Watch That Vending Machine!
I was surprised to discover that some 1700 people are injured each year from vending machines, including 2-4 fatalities. But after some thought, I can identify. I have shaken more than one and even kicked a few. After all, those menacing thieves just take your money and stand there with no apology, and they offer no recourse.
Then, I thought about the people I know who have perceived of God as a vending machine. They have kicked him, shaken him, and finally rejected him just because he didn’t belch out the goody they thought they were getting when they did their part.
It is easy to see why so many view God in this way. We live in a transactional world. We have been sufficiently warned that there is no free lunch.
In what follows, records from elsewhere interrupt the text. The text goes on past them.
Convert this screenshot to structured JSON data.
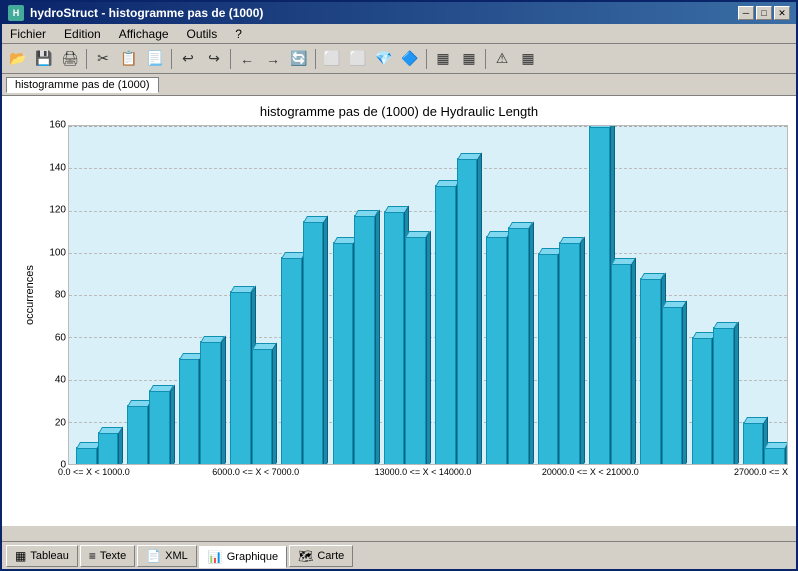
{
  "window": {
    "title": "hydroStruct - histogramme pas de (1000)",
    "icon": "H"
  },
  "titlebar": {
    "minimize": "─",
    "maximize": "□",
    "close": "✕"
  },
  "menu": {
    "items": [
      "Fichier",
      "Edition",
      "Affichage",
      "Outils",
      "?"
    ]
  },
  "toolbar": {
    "buttons": [
      "📂",
      "💾",
      "🖨",
      "✂",
      "📋",
      "📃",
      "↩",
      "↪",
      "←",
      "→",
      "🔄",
      "⬜",
      "⬜",
      "💎",
      "⬜",
      "▦",
      "▦",
      "⚠",
      "▦"
    ]
  },
  "doc_tab": {
    "label": "histogramme pas de (1000)"
  },
  "chart": {
    "title": "histogramme pas de (1000) de Hydraulic Length",
    "y_axis_label": "occurrences",
    "y_ticks": [
      "160",
      "140",
      "120",
      "100",
      "80",
      "60",
      "40",
      "20",
      "0"
    ],
    "y_max": 160,
    "bars": [
      {
        "label": "0.0 <= X < 1000.0",
        "values": [
          8,
          15
        ]
      },
      {
        "label": "",
        "values": [
          28,
          35
        ]
      },
      {
        "label": "",
        "values": [
          50,
          58
        ]
      },
      {
        "label": "6000.0 <= X < 7000.0",
        "values": [
          82,
          55
        ]
      },
      {
        "label": "",
        "values": [
          98,
          115
        ]
      },
      {
        "label": "",
        "values": [
          105,
          118
        ]
      },
      {
        "label": "",
        "values": [
          120,
          108
        ]
      },
      {
        "label": "13000.0 <= X < 14000.0",
        "values": [
          132,
          145
        ]
      },
      {
        "label": "",
        "values": [
          108,
          112
        ]
      },
      {
        "label": "",
        "values": [
          100,
          105
        ]
      },
      {
        "label": "20000.0 <= X < 21000.0",
        "values": [
          160,
          95
        ]
      },
      {
        "label": "",
        "values": [
          88,
          75
        ]
      },
      {
        "label": "",
        "values": [
          60,
          65
        ]
      },
      {
        "label": "27000.0 <= X",
        "values": [
          20,
          8
        ]
      }
    ],
    "x_labels": [
      "0.0 <= X < 1000.0",
      "6000.0 <= X < 7000.0",
      "13000.0 <= X < 14000.0",
      "20000.0 <= X < 21000.0",
      "27000.0 <= X"
    ]
  },
  "bottom_tabs": [
    {
      "label": "Tableau",
      "icon": "▦",
      "active": true
    },
    {
      "label": "Texte",
      "icon": "≡",
      "active": false
    },
    {
      "label": "XML",
      "icon": "📄",
      "active": false
    },
    {
      "label": "Graphique",
      "icon": "📊",
      "active": false
    },
    {
      "label": "Carte",
      "icon": "🗺",
      "active": false
    }
  ]
}
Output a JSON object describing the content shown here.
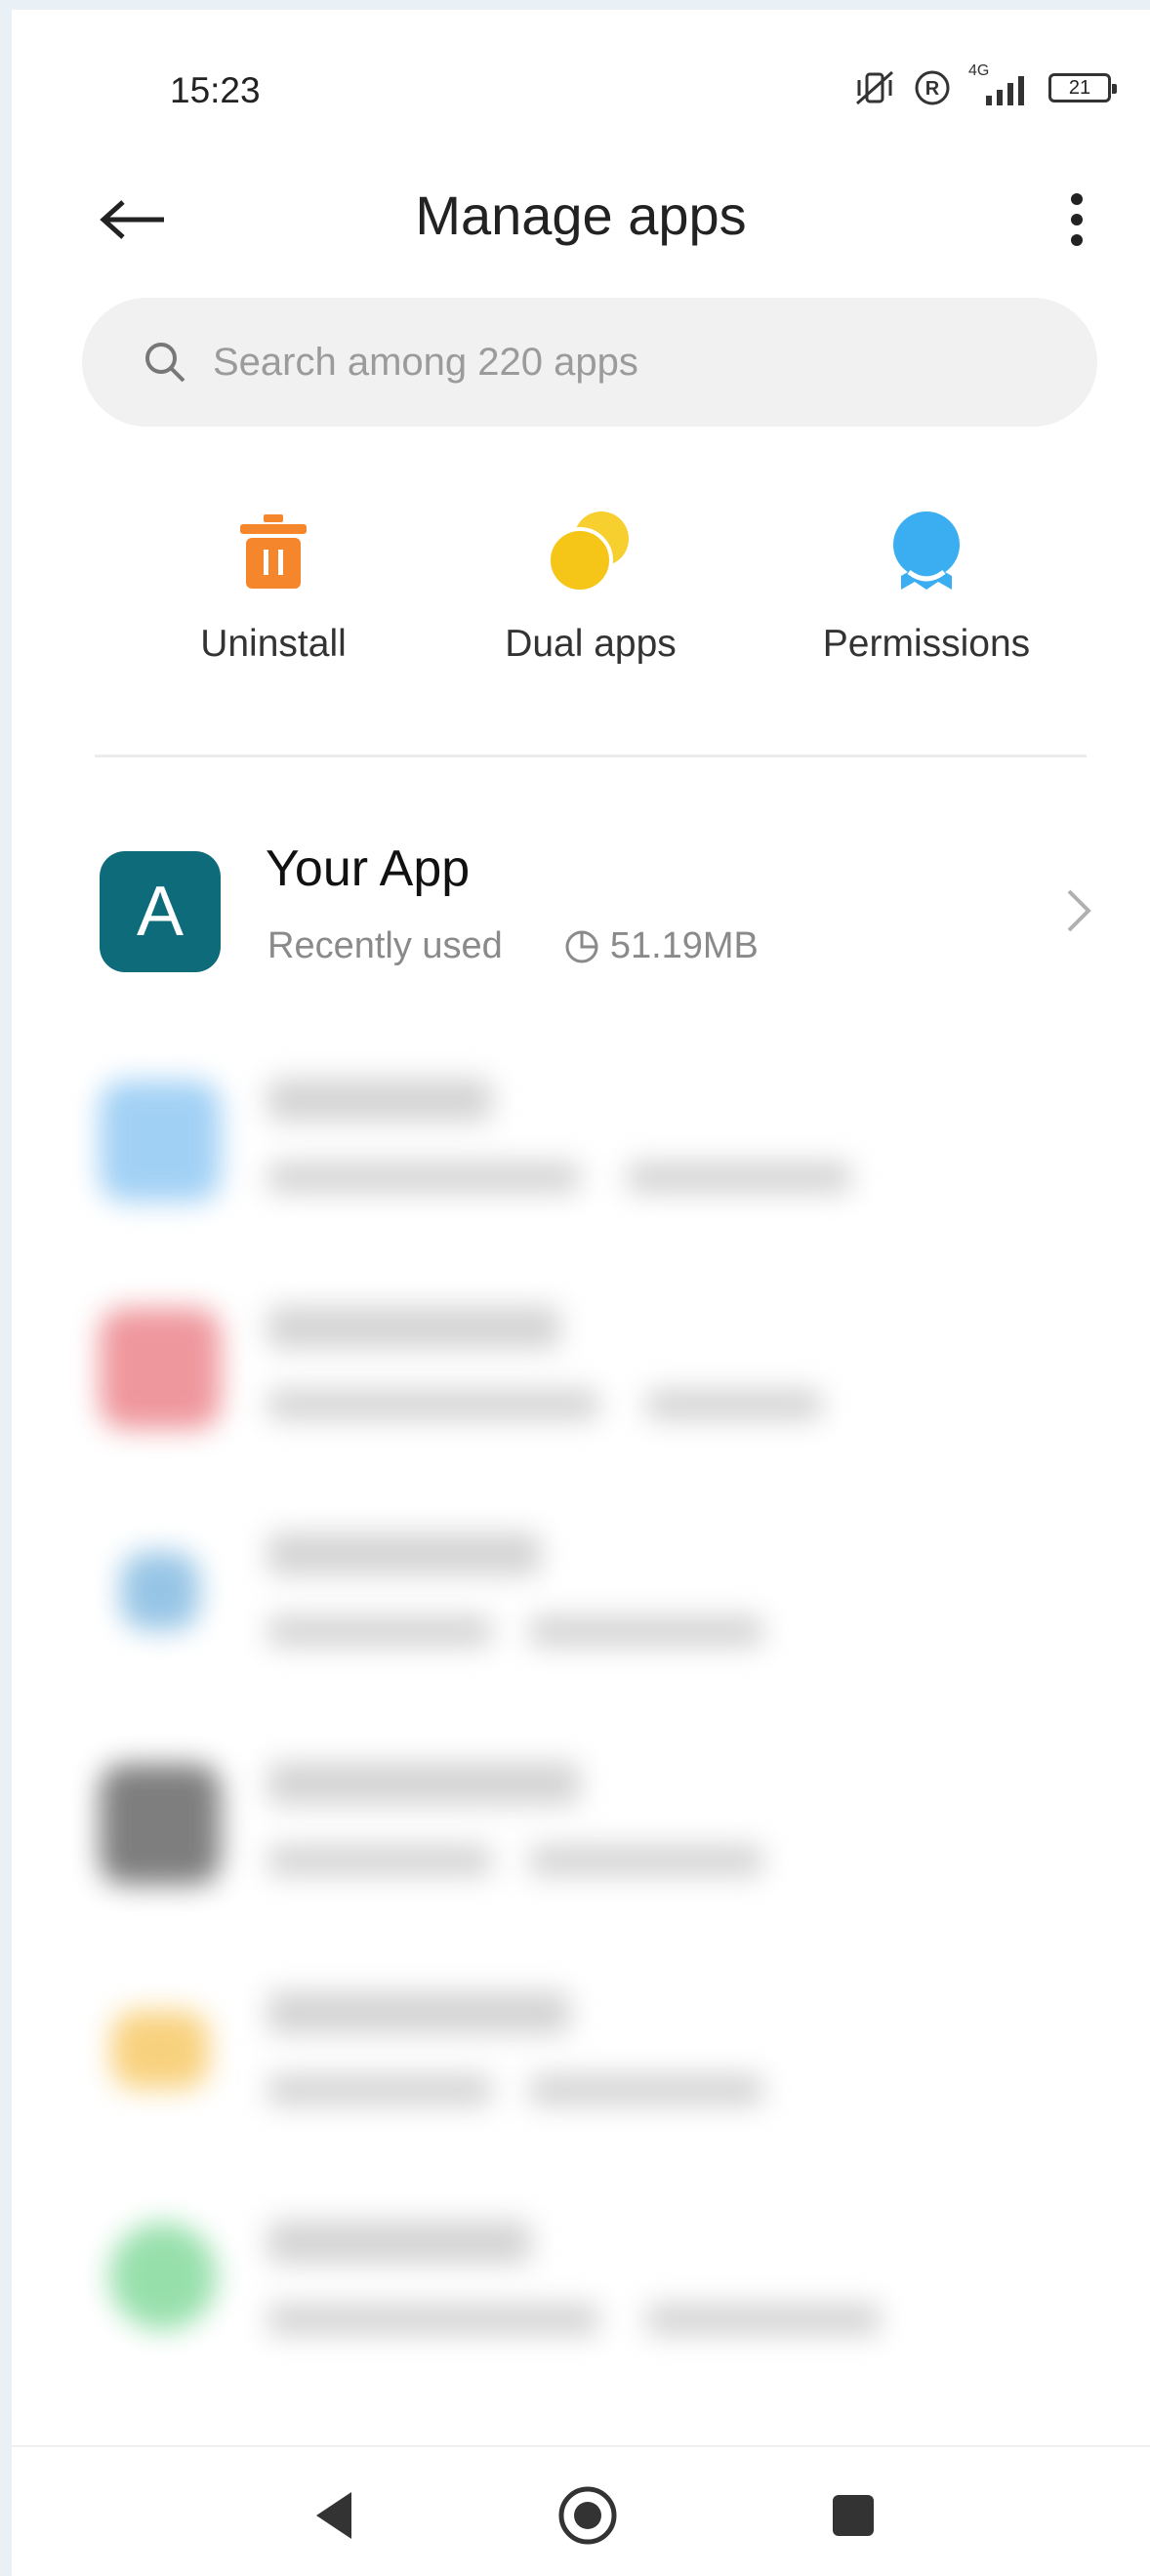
{
  "status_bar": {
    "time": "15:23",
    "network": "4G",
    "battery": "21"
  },
  "header": {
    "title": "Manage apps"
  },
  "search": {
    "placeholder": "Search among 220 apps"
  },
  "actions": [
    {
      "label": "Uninstall",
      "icon": "trash-icon",
      "color": "#f5862b"
    },
    {
      "label": "Dual apps",
      "icon": "dual-circles-icon",
      "color": "#f5c518"
    },
    {
      "label": "Permissions",
      "icon": "person-badge-icon",
      "color": "#3aaef0"
    }
  ],
  "apps": [
    {
      "name": "Your App",
      "icon_letter": "A",
      "status": "Recently used",
      "size": "51.19MB",
      "icon_color": "#0e6b7a"
    }
  ],
  "blurred_app_icon_colors": [
    "#6fb8f0",
    "#e66068",
    "#5fa6d8",
    "#3a3a3a",
    "#f5b93a",
    "#5fcf7f"
  ]
}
You get what you pay for.
Sadly, the message of the church is often a transactional one. We hear it often, as some spokesperson for God reminds us that if we only put in the right coinage, God will spit out the blessing we have selected. We merely need to know the currency that he accepts and identify the buttons to press.
Kicking the Vending Machine
Myrtle was a handful. I’m told she was once the beauty of the town. Now, however, she looked hard and hopeless. She demanded her way in the local church, the community and in her dysfunctional marriage.
When a counselor asked why she was so negative, she revealed that God had let her down. She had prayed for her sick child to be healed, but the three-year-old girl had died. “Prayer doesn’t work.” She said. “God is a hoax. If he were any good at all, he would hear the prayers of hurting people like me.”
For Myrtle, prayer was the coinage inserted into the vending machine god. It malfunctioned.
Charles and Sarah had returned from the mission field. They were not only tired from years of hard service in poor living conditions, but they were also depleted in their souls.
They had been eager to go and serve the poor and lost, assured that God would bless them for their sacrifice. They did not see much success from their work, and their own children had turned against God and the church. “I just feel like God let us down,” Charles mumbled.
Avoid the Vending Machine God
We don’t do well trying to negotiate with God. We don’t have anything he really needs. He has negotiated with himself to provide for us what we really need. God the Father promised some humans unimaginable blessings for their obedience. No one could fully obey. God the Son became a human and obeyed. He received the fulfillment of the promise.
Our only hope is to be included in the Son’s identity. That is exactly what he offers. We buy without money and without price. (See Isaiah 55:1.) It is true that nothing is free. Jesus paid a heavy price for our privilege of enjoying fellowship with God. His radical grace calls for a radical faith that embraces his life as our own. We then find ourselves giving and serving out of his abundance rather than in an effort to gain it.
Avoid the vending machine god. The Father of our Lord Jesus Christ has prepared for us a feast-table in the presence of our enemies. Humbly we accept his invitation to “come and dine.” His blessings are beyond number, and his willingness to bless is beyond measure.